  • Inflammatory
  • Mechanically inconclusive
  • Peripheral nerve entrapment
  • Post surgical
  • Soft tissue disease process
  • Structurally compromised
  • Trauma/Recovering trauma
  • Vascular

Just as with the spine, a patient initially presenting with a classification of "other" may respond to mechanical loading at a later time.

Management[edit | edit source]

Just as in the spine, the management consists of self-treatments performed at regular intervals to load the affected tissues. The given exercises are to reduce and abolish pain symptoms, and/or restore normal joint function.

The management of either articular or contractile dysfunctions may be painful than for derangement classifications. This is due to the remodeling effect that is needed with proper loading. The therapist should instruct the patient in a proper loading strategy that does not underdose the tissue so that remodeling does not occur, nor provide too much load to bring on an inflammatory response. The management of dysfunction syndrome takes several weeks to complete as the tissue lengthens.

If a patient is found to not respond to treatment of the affected extremity, the spine must be ruled out as a source of symptoms. It has been found that up to 47.5% of people with extremity symptoms come from the spine. [3]

Here is an example of someone with a shoulder derangement being treated using MDT:

Evidence for using MDT with Extremities[edit | edit source]

There have been several studies showing the benefits of utilizing MDT in the treatment of extremity disorders.


This systematic review compared the findings of 6 studies found strong evidence of inter-examiner reliability with classifying extremity conditions.

Inter-examiner classification reliability of Mechanical Diagnosis and Therapy for extremity problems - Systematic review

Treatment Efficacy

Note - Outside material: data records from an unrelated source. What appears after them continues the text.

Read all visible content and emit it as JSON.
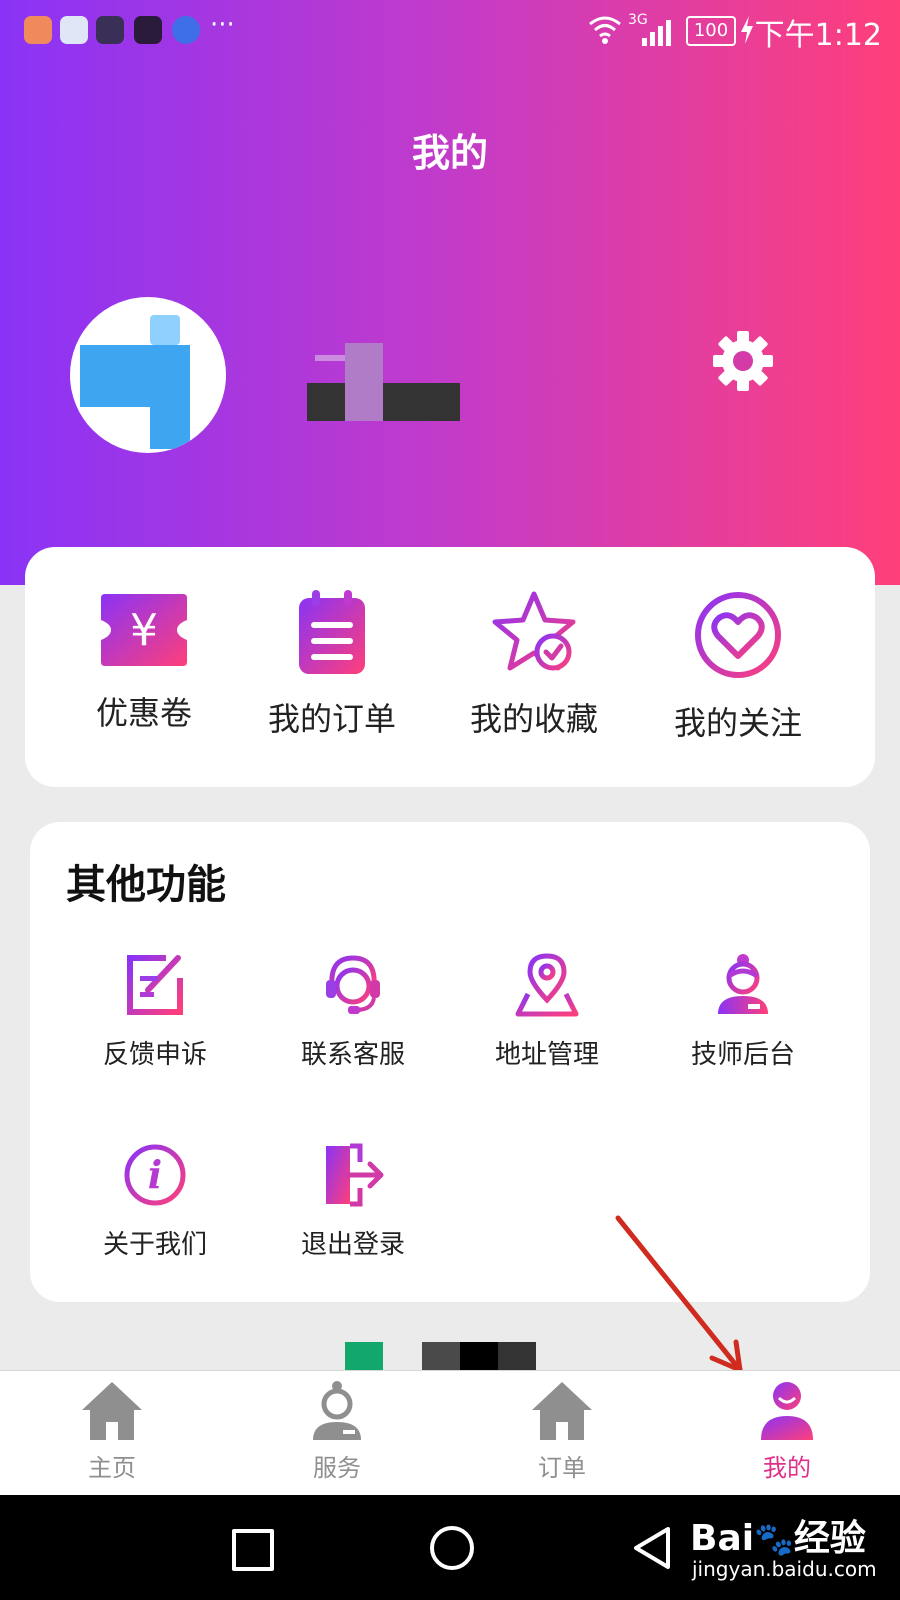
{
  "status_bar": {
    "network": "3G",
    "battery": "100",
    "time": "下午1:12"
  },
  "header": {
    "title": "我的"
  },
  "quick_actions": [
    {
      "label": "优惠卷",
      "icon": "coupon-icon"
    },
    {
      "label": "我的订单",
      "icon": "order-icon"
    },
    {
      "label": "我的收藏",
      "icon": "favorite-star-icon"
    },
    {
      "label": "我的关注",
      "icon": "heart-icon"
    }
  ],
  "other_functions": {
    "title": "其他功能",
    "items": [
      {
        "label": "反馈申诉",
        "icon": "feedback-icon"
      },
      {
        "label": "联系客服",
        "icon": "customer-service-icon"
      },
      {
        "label": "地址管理",
        "icon": "location-icon"
      },
      {
        "label": "技师后台",
        "icon": "technician-icon"
      },
      {
        "label": "关于我们",
        "icon": "info-icon"
      },
      {
        "label": "退出登录",
        "icon": "logout-icon"
      }
    ]
  },
  "tab_bar": [
    {
      "label": "主页",
      "icon": "home-icon",
      "active": false
    },
    {
      "label": "服务",
      "icon": "service-icon",
      "active": false
    },
    {
      "label": "订单",
      "icon": "order-home-icon",
      "active": false
    },
    {
      "label": "我的",
      "icon": "profile-icon",
      "active": true
    }
  ],
  "watermark": {
    "brand": "Bai",
    "suffix": "经验",
    "url": "jingyan.baidu.com"
  },
  "colors": {
    "gradient_start": "#8a33f6",
    "gradient_end": "#ff3f7a",
    "accent": "#e0318a",
    "tab_inactive": "#8f8f8f"
  }
}
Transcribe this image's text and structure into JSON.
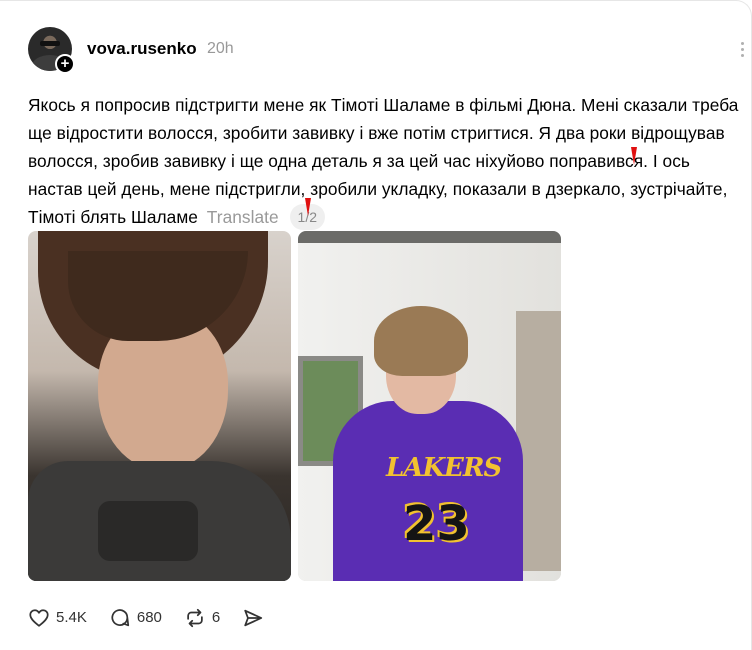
{
  "post": {
    "username": "vova.rusenko",
    "time": "20h",
    "text": "Якось я попросив підстригти мене як Тімоті Шаламе в фільмі Дюна. Мені сказали треба ще відростити волосся, зробити завивку і вже потім стригтися. Я два роки відрощував волосся, зробив завивку і ще одна деталь я за цей час ніхуйово поправився. І ось настав цей день, мене підстригли, зробили укладку, показали в дзеркало, зустрічайте, Тімоті блять Шаламе",
    "translate_label": "Translate",
    "pager": "1/2",
    "photo_right_text": {
      "brand": "LAKERS",
      "number": "23"
    }
  },
  "actions": {
    "likes": "5.4K",
    "replies": "680",
    "reposts": "6"
  },
  "icons": [
    "plus-icon",
    "more-icon",
    "heart-icon",
    "comment-icon",
    "repost-icon",
    "share-icon"
  ],
  "colors": {
    "muted": "#999999",
    "annotation": "#e01010",
    "text": "#000000"
  }
}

This study found that patients with a diagnosis of knee OA who then were given exercises based upon their MDT classification had better outcomes compared to controls in terms of pain and function.

Efficacy of exercise intervention as determined by the McKenzie System of Mechanical Diagnosis and Therapy for knee osteoarthritis: a randomized controlled trial

Predicting Outcomes

Patients with shoulder impairments were examined and treated based upon their classification. The groups who were classified using MDT principles had better outcomes.

A prospective study of patients with shoulder pain and Mechanical Diagnosis and Therapy (MDT)

References[edit | edit source]

  1. McKenzie R., May, S., The Human Extremities: Mechanical diagnosis and therapy. Wellington: Spinal publications New-Zealand, 2000.
  2. Takasaki H, Okuyama K, Rosedale R. Inter-examiner classification reliability of Mechanical Diagnosis and Therapy for extremity problems - Systematic review. Musculoskelet Sci Pract. 2017 Feb;27:78-84. doi: 10.1016/j.msksp.2016.12.016. Epub 2017 Jan 5. PMID: 28637606.
  3. Rosedale R, Rastogi R, Kidd J, Lynch G, Supp G, Robbins SM. A study exploring the prevalence of Extremity Pain of Spinal Source (EXPOSS). J Man Manip Ther. 2020 Sep;28(4):222-230.